The recommended starting dose of METOPROLOL XR is 1 mg/kg once daily, but the maximum initial dose should not exceed 50mg once daily. Dosage should be adjusted according to blood pressure response. Doses above 2mg/kg (or in excess of 200mg) once daily have not been studied in pediatric patients METOPROLOL XR is not recommended in pediatric patients < 6 years of age.
The dosage of METOPROLOL XR should be individualized. The usual initial dosage is 100mg daily, given in a single dose. The dosage may be gradually increased at weekly intervals until optimum clinical response has been obtained or there is a pronounced slowing of the heart rate, if treatment is to be discontinued, the dosage should be reduced gradually over a period of 1-2 weeks.
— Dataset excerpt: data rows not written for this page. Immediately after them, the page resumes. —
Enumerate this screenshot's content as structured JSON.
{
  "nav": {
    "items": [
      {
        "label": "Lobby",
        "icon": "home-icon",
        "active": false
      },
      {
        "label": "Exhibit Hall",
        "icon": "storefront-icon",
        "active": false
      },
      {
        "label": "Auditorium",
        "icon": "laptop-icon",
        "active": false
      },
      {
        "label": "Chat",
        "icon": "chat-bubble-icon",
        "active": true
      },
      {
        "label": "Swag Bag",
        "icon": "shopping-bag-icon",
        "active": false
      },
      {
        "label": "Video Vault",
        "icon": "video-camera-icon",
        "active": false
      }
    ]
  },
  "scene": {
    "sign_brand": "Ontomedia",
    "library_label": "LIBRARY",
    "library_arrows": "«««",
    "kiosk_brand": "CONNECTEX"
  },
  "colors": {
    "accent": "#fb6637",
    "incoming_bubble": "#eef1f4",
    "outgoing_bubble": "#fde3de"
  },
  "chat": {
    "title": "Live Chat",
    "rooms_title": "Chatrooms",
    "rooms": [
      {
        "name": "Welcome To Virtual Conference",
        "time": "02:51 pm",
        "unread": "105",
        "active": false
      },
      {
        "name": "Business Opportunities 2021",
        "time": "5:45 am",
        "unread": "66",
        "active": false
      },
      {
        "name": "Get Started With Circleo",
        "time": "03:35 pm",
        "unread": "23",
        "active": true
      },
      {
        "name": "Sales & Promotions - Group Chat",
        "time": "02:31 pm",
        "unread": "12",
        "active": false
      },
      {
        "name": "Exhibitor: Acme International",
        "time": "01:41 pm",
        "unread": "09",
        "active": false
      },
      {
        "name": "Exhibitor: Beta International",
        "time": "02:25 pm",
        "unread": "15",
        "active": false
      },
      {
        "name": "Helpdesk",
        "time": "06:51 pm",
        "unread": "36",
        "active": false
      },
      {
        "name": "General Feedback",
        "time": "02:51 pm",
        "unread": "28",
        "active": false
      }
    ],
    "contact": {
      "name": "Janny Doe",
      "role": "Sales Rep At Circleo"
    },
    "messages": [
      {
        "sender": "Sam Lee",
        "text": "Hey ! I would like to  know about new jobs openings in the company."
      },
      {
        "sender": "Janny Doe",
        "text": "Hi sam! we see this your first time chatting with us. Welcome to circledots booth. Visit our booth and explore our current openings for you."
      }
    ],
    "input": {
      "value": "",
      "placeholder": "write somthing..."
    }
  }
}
Dosage must be individualized and closely monitored during up-titration. Prior to initiation of METOPROLOL XR, the dosing of diuretics, ACE inhibitors, and digitalis (if used) should be stabilized. The recommended starting dose of METOPROLOL XR is 25mg once daily for two weeks in patients with NYHA Class II heart failure and 12.5mg once daily in patients with more severe heart failure. The dose should then be doubled every two weeks to the highest dosage level tolerated by the patient or up to 200mg of METOPROLOL XR.
MOPROL 25 XR - XR/F.C.Tablets: Carton package of 30 Extended Release Film coated Tablets in blister.
MOPROL 50 XR - XR/F.C.Tablets: Carton package of 30 Extended Release Film coated Tablets in blister.
MOPROL 100 XR - XR/F.C.Tablets: Carton package of 30 Extended Release Film coated Tablets in blister.
MOPROL 200 XR - XR/F.C.Tablets: Carton package of 30 Extended Release Film coated Tablets in blister.
Store MOPROL XR - XR/F.C.Tablets at 25°C. Excursions permitted to 15-30°C.